Colonel Russo, a native of Calabria, kept his family in a little house on the piazza of lovely Ficuzza. It was a refuge from the hazards of his career as the commander of the Mafia unit in smog-shrouded Palermo. But Ficuzza is located a scant seven miles from the city of Corleone and was, during Russo’s residency, on the turf of local crime bosses Totò Riina and Bernard Provenzano. Russo had a history with these Corleonesi, having investigated their kidnappings and infiltration into public works. He even discovered Riina’s wedding invitation and a honeymoon photo in an apartment used by his wife, Ninetta.
The threats made to Russo by the Corleonesi came with the territory. His superior, General Dalla Chiesa, a marked man himself, mounted a symbolic counteroffensive by walking the streets of Corleone flanked by Russo in broad daylight. But as the bosses kept an eye on Russo, he kept tabs on them.
by Bluto Ray
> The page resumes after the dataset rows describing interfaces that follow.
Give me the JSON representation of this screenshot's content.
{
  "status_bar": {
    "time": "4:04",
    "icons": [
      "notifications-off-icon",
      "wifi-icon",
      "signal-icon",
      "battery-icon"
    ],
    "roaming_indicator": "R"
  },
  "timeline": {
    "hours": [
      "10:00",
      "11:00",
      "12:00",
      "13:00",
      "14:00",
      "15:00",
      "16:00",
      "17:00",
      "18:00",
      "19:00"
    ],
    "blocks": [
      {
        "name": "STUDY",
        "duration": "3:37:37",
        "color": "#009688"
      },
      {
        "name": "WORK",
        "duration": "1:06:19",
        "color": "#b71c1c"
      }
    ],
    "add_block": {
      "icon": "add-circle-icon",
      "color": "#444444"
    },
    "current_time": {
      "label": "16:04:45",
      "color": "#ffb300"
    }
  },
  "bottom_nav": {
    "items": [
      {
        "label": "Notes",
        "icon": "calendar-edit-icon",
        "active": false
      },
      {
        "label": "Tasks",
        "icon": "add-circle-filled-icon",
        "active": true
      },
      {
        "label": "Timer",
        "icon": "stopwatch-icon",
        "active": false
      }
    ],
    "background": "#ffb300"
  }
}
There was nothing supernatural about Judge Falcone’s death premonition; death was all around him. When he moved up the ladder from bankruptcy cases to Mafia prosecutions in 1979, the Palace of Justice in Palermo was still recovering from the assassination of its chief examiner, Cesare Terranova. The crime came two months after the murder of police chief Boris Giuliano and was followed three months later by that of Piersanti Mattarella, the President of Sicily. Then those of chief prosecutor Gaetano Costa (August, 1980) and Palermo’s prefect, General Carlo Alberto Dalla Chiesa (May, 1982).
Giovanni Falcone, the “super-judge” who transformed the Italian judicial system from a passive revolving door into an aggressive prosecutor, knew he would be taken out by the Mafia and freely admitted it. Falcone’s boss, Rocco Chinnici, who succeeded Terranova until the Mafia struck him down in 1983, had the same premonition and advised him to keep a diary until his own fateful day came. Falcone took the advice then charged ahead with the greatest Mafia indictment in history, the “maxi-trial” of 1986-87, which tried 475 members of the Cosa Nostra.
As he learned, Falcone’s instinctive ability to coax confessions from powerful Mafia bosses--our knowledge of Cosa Nostra largely comes from the explosive testimony of supergrass Tommaso Buscetta--created enemies on both sides of the law. The judge had fairly shrugged off two brushes with death during prison visits: he was taken hostage at a jailhouse riot in Trapani and nearly shot in Palermo’s notorious Ucciardone. But it was the bomb planted at a rented vacation house, its location known only to a few in his circle, that profoundly rattled him.